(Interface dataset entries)
··········

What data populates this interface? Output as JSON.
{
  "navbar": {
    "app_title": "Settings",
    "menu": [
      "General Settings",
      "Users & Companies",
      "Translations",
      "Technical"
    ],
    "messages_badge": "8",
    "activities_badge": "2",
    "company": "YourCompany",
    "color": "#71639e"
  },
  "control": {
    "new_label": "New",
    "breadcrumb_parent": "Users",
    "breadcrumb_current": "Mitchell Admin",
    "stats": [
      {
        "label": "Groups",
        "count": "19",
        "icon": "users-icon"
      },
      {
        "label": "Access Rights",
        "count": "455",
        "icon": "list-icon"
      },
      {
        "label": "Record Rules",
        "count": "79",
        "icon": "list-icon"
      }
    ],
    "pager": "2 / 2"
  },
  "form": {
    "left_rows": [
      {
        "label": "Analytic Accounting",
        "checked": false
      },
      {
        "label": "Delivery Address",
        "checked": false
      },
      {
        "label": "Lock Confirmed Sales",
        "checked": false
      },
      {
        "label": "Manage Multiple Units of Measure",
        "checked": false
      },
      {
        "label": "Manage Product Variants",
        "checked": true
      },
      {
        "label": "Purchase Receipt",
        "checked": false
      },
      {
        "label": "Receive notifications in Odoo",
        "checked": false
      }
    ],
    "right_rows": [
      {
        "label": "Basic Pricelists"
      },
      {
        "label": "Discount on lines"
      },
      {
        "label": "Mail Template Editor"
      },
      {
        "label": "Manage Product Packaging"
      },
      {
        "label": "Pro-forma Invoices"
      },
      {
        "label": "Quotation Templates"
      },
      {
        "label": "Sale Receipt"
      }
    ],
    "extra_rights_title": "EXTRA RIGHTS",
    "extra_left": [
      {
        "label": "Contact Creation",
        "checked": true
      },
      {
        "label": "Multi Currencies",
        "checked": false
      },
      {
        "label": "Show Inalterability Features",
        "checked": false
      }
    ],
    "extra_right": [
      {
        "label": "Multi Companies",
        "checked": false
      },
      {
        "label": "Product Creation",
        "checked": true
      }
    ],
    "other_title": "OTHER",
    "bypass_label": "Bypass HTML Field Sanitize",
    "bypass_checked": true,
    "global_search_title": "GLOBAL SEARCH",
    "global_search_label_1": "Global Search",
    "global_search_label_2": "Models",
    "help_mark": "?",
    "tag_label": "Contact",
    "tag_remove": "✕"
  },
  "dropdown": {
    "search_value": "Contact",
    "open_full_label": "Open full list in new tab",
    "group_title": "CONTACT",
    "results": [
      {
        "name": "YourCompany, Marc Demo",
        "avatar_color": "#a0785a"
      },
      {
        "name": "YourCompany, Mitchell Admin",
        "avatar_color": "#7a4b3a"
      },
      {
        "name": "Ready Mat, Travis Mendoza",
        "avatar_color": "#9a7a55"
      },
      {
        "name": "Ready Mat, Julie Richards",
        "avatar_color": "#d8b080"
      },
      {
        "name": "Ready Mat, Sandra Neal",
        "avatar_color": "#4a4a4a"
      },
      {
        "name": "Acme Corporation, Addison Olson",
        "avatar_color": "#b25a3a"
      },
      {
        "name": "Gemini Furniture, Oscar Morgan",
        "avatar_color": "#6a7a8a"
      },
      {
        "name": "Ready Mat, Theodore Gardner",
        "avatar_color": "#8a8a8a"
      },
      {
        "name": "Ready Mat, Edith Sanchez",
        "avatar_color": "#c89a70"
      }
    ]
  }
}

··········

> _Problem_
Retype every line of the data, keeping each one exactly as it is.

> _Answer to this task_
What data populates this interface? Output as JSON.
{
  "navbar": {
    "app_title": "Settings",
    "menu": [
      "General Settings",
      "Users & Companies",
      "Translations",
      "Technical"
    ],
    "messages_badge": "8",
    "activities_badge": "2",
    "company": "YourCompany",
    "color": "#71639e"
  },
  "control": {
    "new_label": "New",
    "breadcrumb_parent": "Users",
    "breadcrumb_current": "Mitchell Admin",
    "stats": [
      {
        "label": "Groups",
        "count": "19",
        "icon": "users-icon"
      },
      {
        "label": "Access Rights",
        "count": "455",
        "icon": "list-icon"
      },
      {
        "label": "Record Rules",
        "count": "79",
        "icon": "list-icon"
      }
    ],
    "pager": "2 / 2"
  },
  "form": {
    "left_rows": [
      {
        "label": "Analytic Accounting",
        "checked": false
      },
      {
        "label": "Delivery Address",
        "checked": false
      },
      {
        "label": "Lock Confirmed Sales",
        "checked": false
      },
      {
        "label": "Manage Multiple Units of Measure",
        "checked": false
      },
      {
        "label": "Manage Product Variants",
        "checked": true
      },
      {
        "label": "Purchase Receipt",
        "checked": false
      },
      {
        "label": "Receive notifications in Odoo",
        "checked": false
      }
    ],
    "right_rows": [
      {
        "label": "Basic Pricelists"
      },
      {
        "label": "Discount on lines"
      },
      {
        "label": "Mail Template Editor"
      },
      {
        "label": "Manage Product Packaging"
      },
      {
        "label": "Pro-forma Invoices"
      },
      {
        "label": "Quotation Templates"
      },
      {
        "label": "Sale Receipt"
      }
    ],
    "extra_rights_title": "EXTRA RIGHTS",
    "extra_left": [
      {
        "label": "Contact Creation",
        "checked": true
      },
      {
        "label": "Multi Currencies",
        "checked": false
      },
      {
        "label": "Show Inalterability Features",
        "checked": false
      }
    ],
    "extra_right": [
      {
        "label": "Multi Companies",
        "checked": false
      },
      {
        "label": "Product Creation",
        "checked": true
      }
    ],
    "other_title": "OTHER",
    "bypass_label": "Bypass HTML Field Sanitize",
    "bypass_checked": true,
    "global_search_title": "GLOBAL SEARCH",
    "global_search_label_1": "Global Search",
    "global_search_label_2": "Models",
    "help_mark": "?",
    "tag_label": "Contact",
    "tag_remove": "✕"
  },
  "dropdown": {
    "search_value": "Contact",
    "open_full_label": "Open full list in new tab",
    "group_title": "CONTACT",
    "results": [
      {
        "name": "YourCompany, Marc Demo",
        "avatar_color": "#a0785a"
      },
      {
        "name": "YourCompany, Mitchell Admin",
        "avatar_color": "#7a4b3a"
      },
      {
        "name": "Ready Mat, Travis Mendoza",
        "avatar_color": "#9a7a55"
      },
      {
        "name": "Ready Mat, Julie Richards",
        "avatar_color": "#d8b080"
      },
      {
        "name": "Ready Mat, Sandra Neal",
        "avatar_color": "#4a4a4a"
      },
      {
        "name": "Acme Corporation, Addison Olson",
        "avatar_color": "#b25a3a"
      },
      {
        "name": "Gemini Furniture, Oscar Morgan",
        "avatar_color": "#6a7a8a"
      },
      {
        "name": "Ready Mat, Theodore Gardner",
        "avatar_color": "#8a8a8a"
      },
      {
        "name": "Ready Mat, Edith Sanchez",
        "avatar_color": "#c89a70"
      }
    ]
  }
}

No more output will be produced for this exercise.